In a surprising turn of events, retail sales in the eurozone fell unexpectedly in November, raising concerns about the region's consumer economy as the year comes to a close.
According to data released by the European Union statistics body Eurostat on Monday, adjusted retail trade in the 20-member currency union decreased by 0.3% compared to the previous month. This decline was worse than anticipated by economists, as indicated by a Wall Street Journal poll. However, it is important to note that these figures are relative to an October estimate that was later revised higher.
When compared to the same period last year, total sales were 1.1% lower. Among the major economies in the bloc, Germany experienced the sharpest decline with a 2.5% drop, while France saw a slight increase in retail trade and Spain reported a 1.5% growth.
Fuel sales bucked the trend and rose for the month, but all other categories experienced a decline, particularly non-food sales.
The return to a decline in sales for November dampens the positive momentum observed in October, which was a rarity in the face of months of sustained decline. This latest setback is worrying news for the eurozone economy in the final quarter of the year. Despite inflation easing to manageable levels and modest growth in some sectors, consumption appears to remain weak. Furthermore, industrial output across the bloc remains stagnant. The slight contraction of the Gross Domestic Product (GDP) in the July-September period has prompted economists to warn that a rapid rebound in the fourth quarter and the new year seems unlikely.
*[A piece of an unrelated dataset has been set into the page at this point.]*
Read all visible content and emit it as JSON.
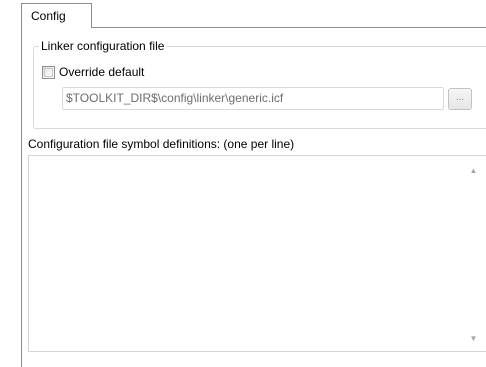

These latest figures indicate a challenging end to the year for the eurozone's consumer economy, further highlighting the need for measures to stimulate future growth.